Images do not belong in the copy. Retype the entries exactly.

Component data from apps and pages
= Beginning of Section =

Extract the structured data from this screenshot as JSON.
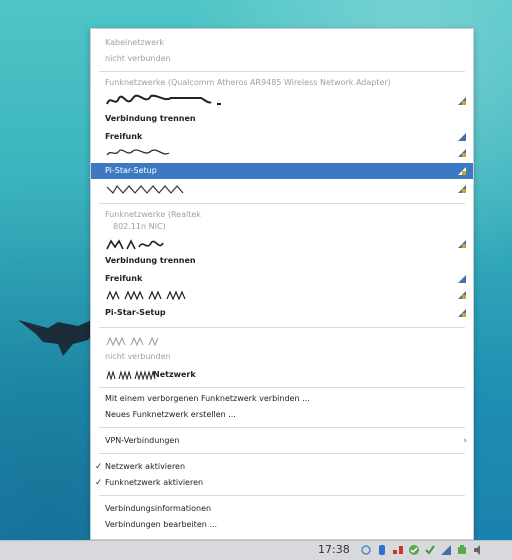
{
  "menu": {
    "wired_header": "Kabelnetzwerk",
    "wired_status": "nicht verbunden",
    "wifi1_header": "Funknetzwerke (Qualcomm Atheros AR9485 Wireless Network Adapter)",
    "wifi1_disconnect": "Verbindung trennen",
    "wifi1_freifunk": "Freifunk",
    "wifi1_pistar": "Pi-Star-Setup",
    "wifi2_header_line1": "Funknetzwerke (Realtek",
    "wifi2_header_line2": "802.11n NIC)",
    "wifi2_disconnect": "Verbindung trennen",
    "wifi2_freifunk": "Freifunk",
    "wifi2_pistar": "Pi-Star-Setup",
    "vpn_status": "nicht verbunden",
    "vpn_netzwerk_suffix": "Netzwerk",
    "connect_hidden": "Mit einem verborgenen Funknetzwerk verbinden ...",
    "create_new": "Neues Funknetzwerk erstellen ...",
    "vpn": "VPN-Verbindungen",
    "vpn_chevron": "›",
    "enable_network": "Netzwerk aktivieren",
    "enable_wifi": "Funknetzwerk aktivieren",
    "check_mark": "✓",
    "connection_info": "Verbindungsinformationen",
    "edit_connections": "Verbindungen bearbeiten ..."
  },
  "taskbar": {
    "clock": "17:38"
  },
  "colors": {
    "highlight": "#3d79c2",
    "signal_strong": "#4a6fa8",
    "lock_yellow": "#d7a21a"
  },
  "icons": [
    "wifi-lock-icon",
    "wifi-signal-icon",
    "chevron-right-icon",
    "check-icon",
    "network-tray-icon",
    "volume-icon",
    "battery-icon"
  ]
}
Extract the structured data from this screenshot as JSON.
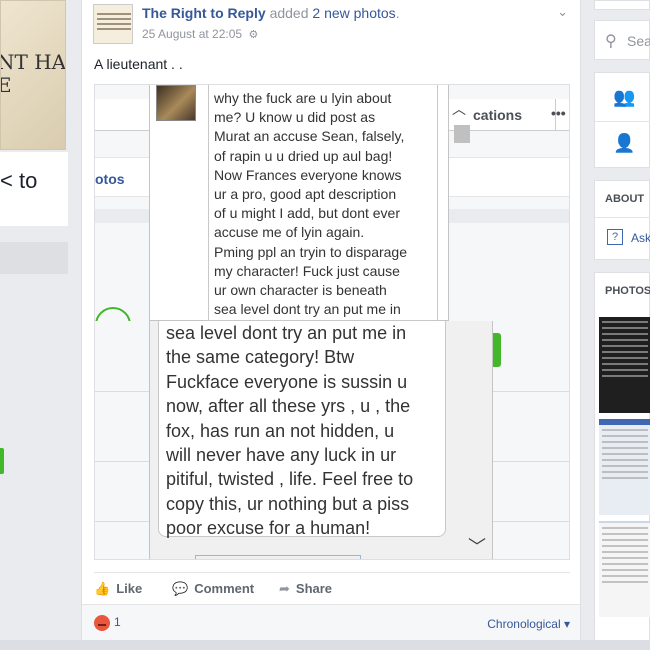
{
  "left": {
    "photo_text_1": "NT HAS",
    "photo_text_2": "E",
    "partial_text": "< to"
  },
  "post": {
    "page_name": "The Right to Reply",
    "action_text": "added",
    "photos_link": "2 new photos",
    "period": ".",
    "timestamp": "25 August at 22:05",
    "globe_icon": "⚙",
    "chevron": "⌄",
    "text": "A lieutenant . ."
  },
  "screenshot1": {
    "tab_label": "cations",
    "dots": "•••",
    "photos_tab": "otos",
    "message": "why the fuck are u lyin about\nme? U know u did post as\nMurat an accuse Sean, falsely,\nof rapin u u dried up aul bag!\nNow Frances everyone knows\nur a pro, good apt description\nof u might I add, but dont ever\naccuse me of lyin again.\nPming ppl an tryin to disparage\nmy character! Fuck just cause\nur own character is beneath\nsea level dont try an put me in"
  },
  "screenshot2": {
    "message": "sea level dont try an put me in\nthe same category! Btw\nFuckface everyone is sussin u\nnow, after all these yrs , u , the\nfox, has run an not hidden, u\nwill never have any luck in ur\npitiful, twisted , life. Feel free to\ncopy this, ur nothing but a piss\npoor excuse for a human!"
  },
  "actions": {
    "like_icon": "👍",
    "like": "Like",
    "comment_icon": "💬",
    "comment": "Comment",
    "share_icon": "➦",
    "share": "Share"
  },
  "footer": {
    "reaction_count": "1",
    "chronological": "Chronological ▾"
  },
  "sidebar": {
    "search_placeholder": "Sea",
    "about_label": "ABOUT",
    "ask_icon": "?",
    "ask_text": "Ask",
    "photos_label": "PHOTOS"
  },
  "colors": {
    "link": "#365899",
    "green": "#42b72a",
    "angry": "#e9573f"
  }
}
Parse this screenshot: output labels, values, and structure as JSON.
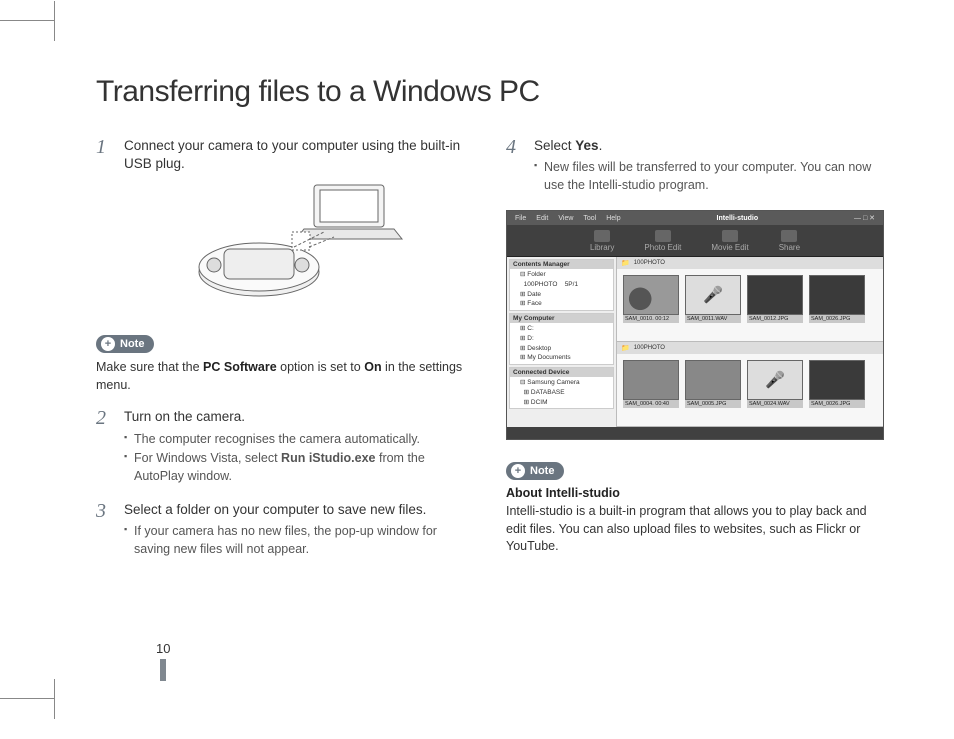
{
  "page_number": "10",
  "title": "Transferring files to a Windows PC",
  "left": {
    "step1": {
      "num": "1",
      "text": "Connect your camera to your computer using the built-in USB plug."
    },
    "note_badge": "Note",
    "note_pre": "Make sure that the ",
    "note_bold1": "PC Software",
    "note_mid": " option is set to ",
    "note_bold2": "On",
    "note_post": " in the settings menu.",
    "step2": {
      "num": "2",
      "head": "Turn on the camera.",
      "b1": "The computer recognises the camera automatically.",
      "b2_pre": "For Windows Vista, select ",
      "b2_bold": "Run iStudio.exe",
      "b2_post": " from the AutoPlay window."
    },
    "step3": {
      "num": "3",
      "head": "Select a folder on your computer to save new files.",
      "b1": "If your camera has no new files, the pop-up window for saving new files will not appear."
    }
  },
  "right": {
    "step4": {
      "num": "4",
      "head_pre": "Select ",
      "head_bold": "Yes",
      "head_post": ".",
      "b1": "New files will be transferred to your computer. You can now use the Intelli-studio program."
    },
    "note_badge": "Note",
    "about_heading": "About Intelli-studio",
    "about_text": "Intelli-studio is a built-in program that allows you to play back and edit files. You can also upload files to websites, such as Flickr or YouTube."
  },
  "screenshot": {
    "app_title": "Intelli-studio",
    "menu": [
      "File",
      "Edit",
      "View",
      "Tool",
      "Help"
    ],
    "toolbar": [
      "Library",
      "Photo Edit",
      "Movie Edit",
      "Share"
    ],
    "sidebar": {
      "contents_manager": "Contents Manager",
      "folder": "Folder",
      "folder_items": [
        "100PHOTO",
        "Date",
        "Face"
      ],
      "my_computer": "My Computer",
      "drives": [
        "C:",
        "D:",
        "Desktop",
        "My Documents"
      ],
      "connected": "Connected Device",
      "device": "Samsung Camera",
      "device_items": [
        "DATABASE",
        "DCIM"
      ]
    },
    "pane1": {
      "header": "100PHOTO",
      "thumbs": [
        "SAM_0010.   00:12",
        "SAM_0011.WAV",
        "SAM_0012.JPG",
        "SAM_0026.JPG"
      ]
    },
    "pane2": {
      "header": "100PHOTO",
      "thumbs": [
        "SAM_0004.   00:40",
        "SAM_0005.JPG",
        "SAM_0024.WAV",
        "SAM_0026.JPG"
      ]
    }
  }
}
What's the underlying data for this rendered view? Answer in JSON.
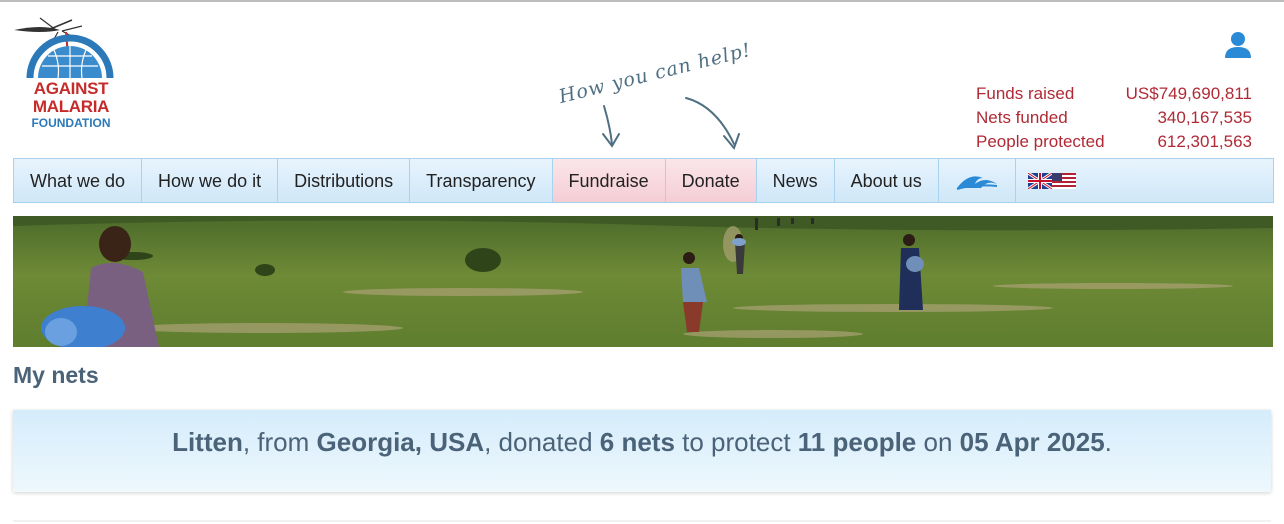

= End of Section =

#### Task solution:
Extract the structured data from this screenshot as JSON.
{
  "menu": {
    "wired_header": "Kabelnetzwerk",
    "wired_status": "nicht verbunden",
    "wifi1_header": "Funknetzwerke (Qualcomm Atheros AR9485 Wireless Network Adapter)",
    "wifi1_disconnect": "Verbindung trennen",
    "wifi1_freifunk": "Freifunk",
    "wifi1_pistar": "Pi-Star-Setup",
    "wifi2_header_line1": "Funknetzwerke (Realtek",
    "wifi2_header_line2": "802.11n NIC)",
    "wifi2_disconnect": "Verbindung trennen",
    "wifi2_freifunk": "Freifunk",
    "wifi2_pistar": "Pi-Star-Setup",
    "vpn_status": "nicht verbunden",
    "vpn_netzwerk_suffix": "Netzwerk",
    "connect_hidden": "Mit einem verborgenen Funknetzwerk verbinden ...",
    "create_new": "Neues Funknetzwerk erstellen ...",
    "vpn": "VPN-Verbindungen",
    "vpn_chevron": "›",
    "enable_network": "Netzwerk aktivieren",
    "enable_wifi": "Funknetzwerk aktivieren",
    "check_mark": "✓",
    "connection_info": "Verbindungsinformationen",
    "edit_connections": "Verbindungen bearbeiten ..."
  },
  "taskbar": {
    "clock": "17:38"
  },
  "colors": {
    "highlight": "#3d79c2",
    "signal_strong": "#4a6fa8",
    "lock_yellow": "#d7a21a"
  },
  "icons": [
    "wifi-lock-icon",
    "wifi-signal-icon",
    "chevron-right-icon",
    "check-icon",
    "network-tray-icon",
    "volume-icon",
    "battery-icon"
  ]
}
Extract the structured data from this screenshot as JSON.
{
  "left": {
    "photo_text_1": "NT HAS",
    "photo_text_2": "E",
    "partial_text": "< to"
  },
  "post": {
    "page_name": "The Right to Reply",
    "action_text": "added",
    "photos_link": "2 new photos",
    "period": ".",
    "timestamp": "25 August at 22:05",
    "globe_icon": "⚙",
    "chevron": "⌄",
    "text": "A lieutenant . ."
  },
  "screenshot1": {
    "tab_label": "cations",
    "dots": "•••",
    "photos_tab": "otos",
    "message": "why the fuck are u lyin about\nme? U know u did post as\nMurat an accuse Sean, falsely,\nof rapin u u dried up aul bag!\nNow Frances everyone knows\nur a pro, good apt description\nof u might I add, but dont ever\naccuse me of lyin again.\nPming ppl an tryin to disparage\nmy character! Fuck just cause\nur own character is beneath\nsea level dont try an put me in"
  },
  "screenshot2": {
    "message": "sea level dont try an put me in\nthe same category! Btw\nFuckface everyone is sussin u\nnow, after all these yrs , u , the\nfox, has run an not hidden, u\nwill never have any luck in ur\npitiful, twisted , life. Feel free to\ncopy this, ur nothing but a piss\npoor excuse for a human!"
  },
  "actions": {
    "like_icon": "👍",
    "like": "Like",
    "comment_icon": "💬",
    "comment": "Comment",
    "share_icon": "➦",
    "share": "Share"
  },
  "footer": {
    "reaction_count": "1",
    "chronological": "Chronological ▾"
  },
  "sidebar": {
    "search_placeholder": "Sea",
    "about_label": "ABOUT",
    "ask_icon": "?",
    "ask_text": "Ask",
    "photos_label": "PHOTOS"
  },
  "colors": {
    "link": "#365899",
    "green": "#42b72a",
    "angry": "#e9573f"
  }
}
Parse this screenshot: output labels, values, and structure as JSON.
{
  "page_number": "10",
  "title": "Transferring files to a Windows PC",
  "left": {
    "step1": {
      "num": "1",
      "text": "Connect your camera to your computer using the built-in USB plug."
    },
    "note_badge": "Note",
    "note_pre": "Make sure that the ",
    "note_bold1": "PC Software",
    "note_mid": " option is set to ",
    "note_bold2": "On",
    "note_post": " in the settings menu.",
    "step2": {
      "num": "2",
      "head": "Turn on the camera.",
      "b1": "The computer recognises the camera automatically.",
      "b2_pre": "For Windows Vista, select ",
      "b2_bold": "Run iStudio.exe",
      "b2_post": " from the AutoPlay window."
    },
    "step3": {
      "num": "3",
      "head": "Select a folder on your computer to save new files.",
      "b1": "If your camera has no new files, the pop-up window for saving new files will not appear."
    }
  },
  "right": {
    "step4": {
      "num": "4",
      "head_pre": "Select ",
      "head_bold": "Yes",
      "head_post": ".",
      "b1": "New files will be transferred to your computer. You can now use the Intelli-studio program."
    },
    "note_badge": "Note",
    "about_heading": "About Intelli-studio",
    "about_text": "Intelli-studio is a built-in program that allows you to play back and edit files. You can also upload files to websites, such as Flickr or YouTube."
  },
  "screenshot": {
    "app_title": "Intelli-studio",
    "menu": [
      "File",
      "Edit",
      "View",
      "Tool",
      "Help"
    ],
    "toolbar": [
      "Library",
      "Photo Edit",
      "Movie Edit",
      "Share"
    ],
    "sidebar": {
      "contents_manager": "Contents Manager",
      "folder": "Folder",
      "folder_items": [
        "100PHOTO",
        "Date",
        "Face"
      ],
      "my_computer": "My Computer",
      "drives": [
        "C:",
        "D:",
        "Desktop",
        "My Documents"
      ],
      "connected": "Connected Device",
      "device": "Samsung Camera",
      "device_items": [
        "DATABASE",
        "DCIM"
      ]
    },
    "pane1": {
      "header": "100PHOTO",
      "thumbs": [
        "SAM_0010.   00:12",
        "SAM_0011.WAV",
        "SAM_0012.JPG",
        "SAM_0026.JPG"
      ]
    },
    "pane2": {
      "header": "100PHOTO",
      "thumbs": [
        "SAM_0004.   00:40",
        "SAM_0005.JPG",
        "SAM_0024.WAV",
        "SAM_0026.JPG"
      ]
    }
  }
}
What's the underlying data for this rendered view? Answer in JSON.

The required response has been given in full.